▶ ACTIVITY
Collect each line of the entries that holds the string "JSON".

Data extracted from a collection:
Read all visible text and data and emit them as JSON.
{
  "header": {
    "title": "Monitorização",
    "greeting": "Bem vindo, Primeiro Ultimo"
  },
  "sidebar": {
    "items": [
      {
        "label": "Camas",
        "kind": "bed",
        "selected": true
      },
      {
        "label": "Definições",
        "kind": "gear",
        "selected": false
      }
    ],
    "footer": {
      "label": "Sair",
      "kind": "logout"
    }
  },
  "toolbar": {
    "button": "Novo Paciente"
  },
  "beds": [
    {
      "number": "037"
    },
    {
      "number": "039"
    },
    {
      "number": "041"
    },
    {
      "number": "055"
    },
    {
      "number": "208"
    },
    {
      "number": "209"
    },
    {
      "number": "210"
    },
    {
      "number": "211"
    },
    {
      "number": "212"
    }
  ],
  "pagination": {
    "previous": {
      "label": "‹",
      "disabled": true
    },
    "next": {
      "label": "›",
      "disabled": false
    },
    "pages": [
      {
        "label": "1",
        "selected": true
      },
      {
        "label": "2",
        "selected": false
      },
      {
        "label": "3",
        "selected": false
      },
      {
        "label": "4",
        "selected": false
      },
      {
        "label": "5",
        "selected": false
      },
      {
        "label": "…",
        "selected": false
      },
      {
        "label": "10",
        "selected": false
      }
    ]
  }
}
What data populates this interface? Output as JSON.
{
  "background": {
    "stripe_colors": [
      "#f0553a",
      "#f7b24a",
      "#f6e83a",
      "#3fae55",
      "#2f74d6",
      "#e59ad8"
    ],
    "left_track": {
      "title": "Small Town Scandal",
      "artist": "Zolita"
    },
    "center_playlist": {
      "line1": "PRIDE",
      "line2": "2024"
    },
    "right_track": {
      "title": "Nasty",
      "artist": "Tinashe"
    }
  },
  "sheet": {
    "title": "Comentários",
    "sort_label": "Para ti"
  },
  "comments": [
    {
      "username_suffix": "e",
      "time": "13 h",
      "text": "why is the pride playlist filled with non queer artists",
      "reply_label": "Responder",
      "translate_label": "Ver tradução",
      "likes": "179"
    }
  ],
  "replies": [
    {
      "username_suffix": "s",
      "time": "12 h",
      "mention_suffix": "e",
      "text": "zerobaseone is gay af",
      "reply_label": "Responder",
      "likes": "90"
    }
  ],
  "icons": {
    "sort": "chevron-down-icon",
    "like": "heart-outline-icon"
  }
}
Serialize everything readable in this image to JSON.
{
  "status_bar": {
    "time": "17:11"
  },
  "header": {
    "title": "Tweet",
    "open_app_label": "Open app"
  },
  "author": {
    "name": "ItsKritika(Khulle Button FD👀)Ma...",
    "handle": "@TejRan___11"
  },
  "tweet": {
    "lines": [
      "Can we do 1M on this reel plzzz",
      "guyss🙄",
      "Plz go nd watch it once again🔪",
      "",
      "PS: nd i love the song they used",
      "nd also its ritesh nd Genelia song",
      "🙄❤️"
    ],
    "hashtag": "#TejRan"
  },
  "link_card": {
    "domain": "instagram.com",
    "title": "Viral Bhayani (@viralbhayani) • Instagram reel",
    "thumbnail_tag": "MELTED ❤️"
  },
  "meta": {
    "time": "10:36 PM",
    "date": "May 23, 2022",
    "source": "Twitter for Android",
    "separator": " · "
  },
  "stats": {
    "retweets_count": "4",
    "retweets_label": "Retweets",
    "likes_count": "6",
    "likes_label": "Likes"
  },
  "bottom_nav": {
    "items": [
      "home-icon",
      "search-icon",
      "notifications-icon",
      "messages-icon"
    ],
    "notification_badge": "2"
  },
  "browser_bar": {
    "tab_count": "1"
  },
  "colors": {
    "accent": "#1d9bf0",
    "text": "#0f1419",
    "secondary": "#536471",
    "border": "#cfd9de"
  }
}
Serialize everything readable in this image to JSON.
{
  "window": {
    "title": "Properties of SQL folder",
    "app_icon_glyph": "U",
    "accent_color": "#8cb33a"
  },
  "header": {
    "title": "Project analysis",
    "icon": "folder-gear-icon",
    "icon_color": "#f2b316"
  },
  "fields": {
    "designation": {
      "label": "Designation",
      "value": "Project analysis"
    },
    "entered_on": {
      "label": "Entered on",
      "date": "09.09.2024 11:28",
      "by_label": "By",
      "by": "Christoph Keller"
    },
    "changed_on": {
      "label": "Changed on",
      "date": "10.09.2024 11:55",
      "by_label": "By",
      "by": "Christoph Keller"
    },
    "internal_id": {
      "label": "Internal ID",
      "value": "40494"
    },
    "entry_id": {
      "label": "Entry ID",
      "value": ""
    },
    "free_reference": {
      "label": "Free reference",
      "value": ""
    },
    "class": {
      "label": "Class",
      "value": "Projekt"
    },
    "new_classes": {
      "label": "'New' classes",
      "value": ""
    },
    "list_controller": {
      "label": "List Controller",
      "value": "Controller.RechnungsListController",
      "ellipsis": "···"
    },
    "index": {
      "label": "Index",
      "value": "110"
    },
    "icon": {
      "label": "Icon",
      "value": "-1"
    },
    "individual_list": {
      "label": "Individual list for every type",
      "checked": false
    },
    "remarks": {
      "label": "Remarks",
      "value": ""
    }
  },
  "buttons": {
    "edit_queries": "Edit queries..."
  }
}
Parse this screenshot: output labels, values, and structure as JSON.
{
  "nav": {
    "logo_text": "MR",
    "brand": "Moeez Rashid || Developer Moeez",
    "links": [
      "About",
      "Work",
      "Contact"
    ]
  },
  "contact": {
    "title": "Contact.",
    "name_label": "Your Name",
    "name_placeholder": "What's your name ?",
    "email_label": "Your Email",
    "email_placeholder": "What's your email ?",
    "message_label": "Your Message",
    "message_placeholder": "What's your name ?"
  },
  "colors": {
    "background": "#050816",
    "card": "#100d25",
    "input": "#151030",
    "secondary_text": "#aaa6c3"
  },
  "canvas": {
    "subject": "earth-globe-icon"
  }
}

▶ SOLUTION TO THE PROBLEM
Read all visible text and data and emit them as JSON.
What data populates this interface? Output as JSON.
Serialize everything readable in this image to JSON.
Serialize everything readable in this image to JSON.
Parse this screenshot: output labels, values, and structure as JSON.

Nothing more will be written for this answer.